The closer you are to a person, the less space there is in between. If you are receiving something from him, then less space also equals less time for the transfer to take place.

The closer you are to G-d, the faster your prayers are answered. Eliezer was not as holy and as G-dly as Moshe and Shlomo, but he didn't have to be in order to be answered immediately. What mattered was the subject matter of his prayers.

What were all three of these Tzadikim praying for? (I know, I know, another question. Just bear with me...)
They were praying for a revelation of G-dliness to unite with with the physical realm:
Moshe was praying for Hashem to create a new creation to destroy Korach's rebellion. Moshe was praying for Hashem to create a sign that everything Moshe did, was because Hashem had told him so. It would prove that Moshe was a Prophet. That he was united with G-d. That G-d unites with Man.
Shlomo was praying for Hashem to reside in the Beis Hamikdash that he had built for Him. After he prayed, G-d sent a Heavenly fire down onto the mizbeich. The Beis Hamikdash was a revelation of G-dliness, uniting with the World. The physical area of the Beis Hamikdash forever changed, and to this day carries its Kedusha.

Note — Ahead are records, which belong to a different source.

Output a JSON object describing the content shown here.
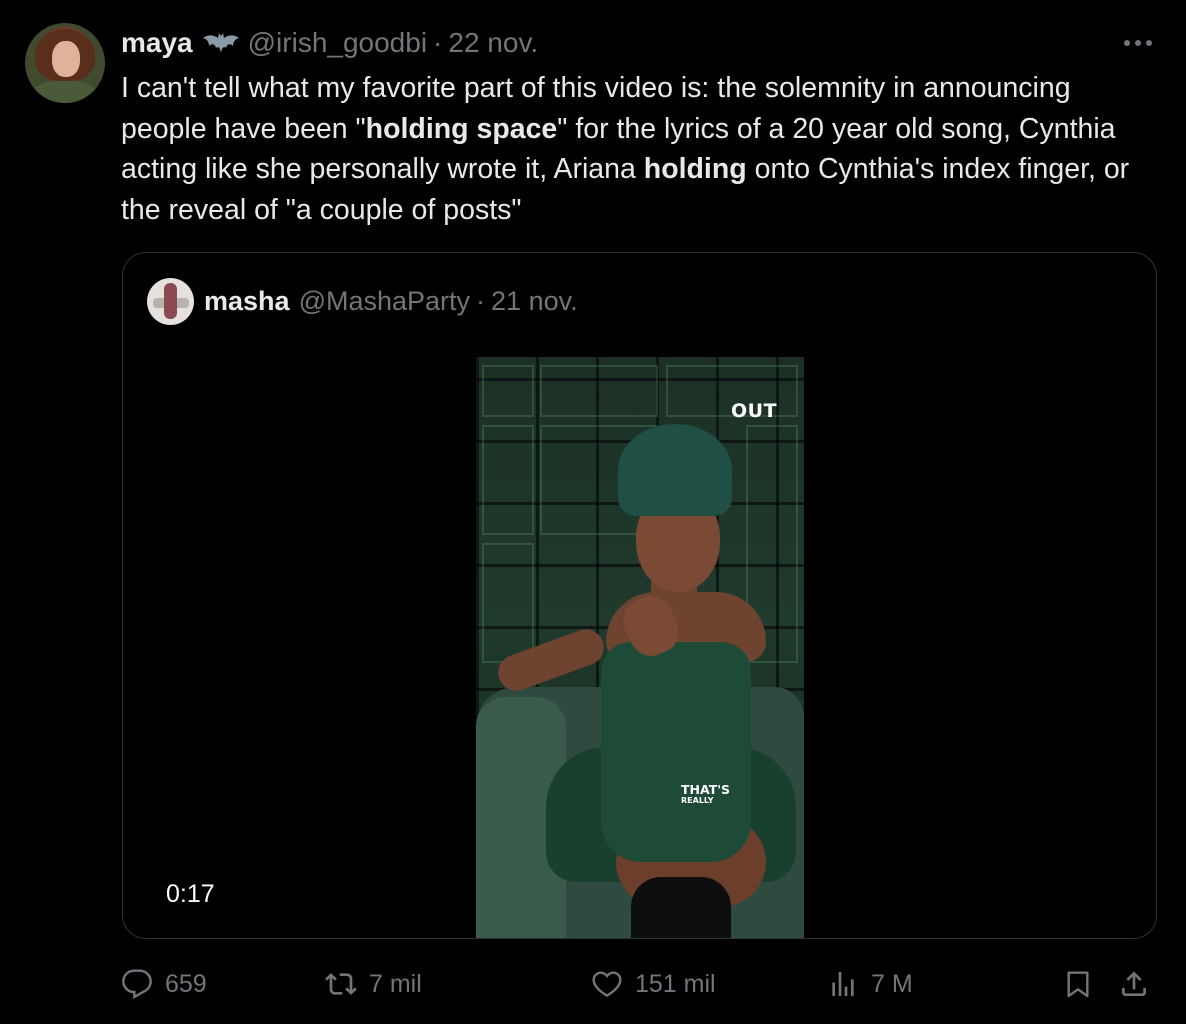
{
  "tweet": {
    "author": {
      "name": "maya",
      "handle": "@irish_goodbi",
      "separator": "·",
      "date": "22 nov."
    },
    "text_parts": {
      "p1": "I can't tell what my favorite part of this video is: the solemnity in announcing people have been \"",
      "b1": "holding space",
      "p2": "\" for the lyrics of a 20 year old song, Cynthia acting like she personally wrote it, Ariana ",
      "b2": "holding",
      "p3": " onto Cynthia's index finger, or the reveal of \"a couple of posts\""
    },
    "more_icon": "more-horizontal-icon"
  },
  "quote": {
    "author": {
      "name": "masha",
      "handle": "@MashaParty",
      "separator": "·",
      "date": "21 nov."
    },
    "video": {
      "logo": "OUT",
      "caption_line1": "THAT'S",
      "caption_line2": "REALLY",
      "timestamp": "0:17"
    }
  },
  "actions": {
    "reply": {
      "icon": "reply-icon",
      "count": "659"
    },
    "retweet": {
      "icon": "retweet-icon",
      "count": "7 mil"
    },
    "like": {
      "icon": "heart-icon",
      "count": "151 mil"
    },
    "views": {
      "icon": "views-icon",
      "count": "7 M"
    },
    "bookmark": {
      "icon": "bookmark-icon"
    },
    "share": {
      "icon": "share-icon"
    }
  },
  "colors": {
    "background": "#000000",
    "text": "#e7e9ea",
    "secondary": "#71767b",
    "border": "#2f3336"
  }
}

Elizer was praying for the greatest revelation of G-d's unity in creation: that which was accomplished through Matan Torah, but started with the marriage of Yitzchak and Rivkah.

One last question: Why was Eliezer answered before he actually finished davening? Moshe and Shlomo were indeed answered immediately, but only once they had finished davening!

Answer: The unity caused by Torah is the greatest of the three that Eliezer, Moshe, and Shlomo were davening for. We see this clearly: although a prophet is connected with G-d, it is only for certain amounts of time that he sees the prophecy. The prophet has his own existence outside of the prophecy, etc. The Beis Hamikdash, although its Kedusha remains forever on the Har HaBayis, was destroyed.
Torah, however, is eternal. The Rambam writes how the Torah will never change. Nothing will be added or removed, chas v'shalom.
The connection between man and G-d effected by Torah is also much deeper than without the Torah.

That is why Eliezer was answered even before he finished. The subject matter at hand was so one with G-d, there was no delay whatsoever.


This was all freely adapted from the Rebbe's sicha, printed in Likkutei Sichos, Chelek Chof, on Parshas Chayei Sara, Sicha Gimmel. Printed by Kehos.